Supplied records:
....

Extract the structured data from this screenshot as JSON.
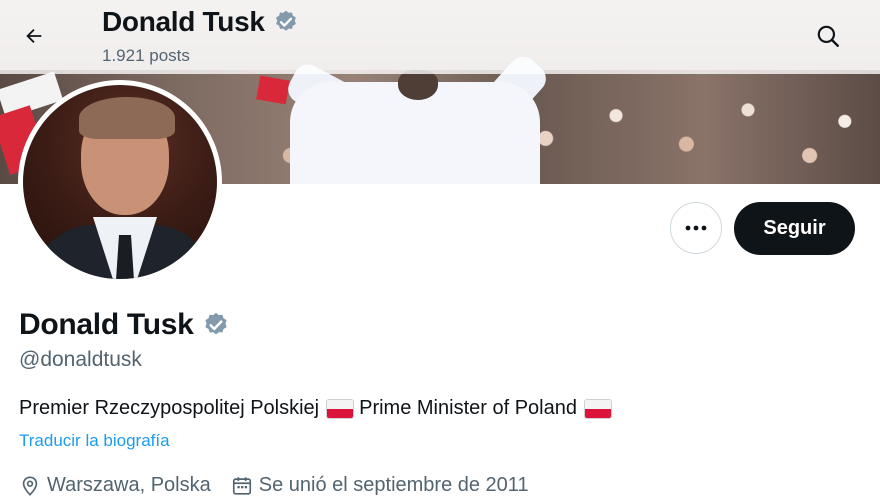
{
  "header": {
    "name": "Donald Tusk",
    "posts": "1.921 posts"
  },
  "profile": {
    "name": "Donald Tusk",
    "handle": "@donaldtusk",
    "bio_part1": "Premier Rzeczypospolitej Polskiej",
    "bio_part2": "Prime Minister of Poland",
    "translate_link": "Traducir la biografía",
    "location": "Warszawa, Polska",
    "joined": "Se unió el septiembre de 2011"
  },
  "actions": {
    "follow_label": "Seguir",
    "more_label": "•••"
  },
  "icons": {
    "back": "back-arrow-icon",
    "search": "search-icon",
    "verified": "verified-badge-icon",
    "location": "location-pin-icon",
    "calendar": "calendar-icon"
  },
  "colors": {
    "accent": "#1d9bf0",
    "verified": "#829aab",
    "text": "#0f1419",
    "secondary": "#536471",
    "follow_bg": "#0f1419"
  }
}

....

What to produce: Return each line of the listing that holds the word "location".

Result of this task:
    "location": "Warszawa, Polska",
    "location": "location-pin-icon",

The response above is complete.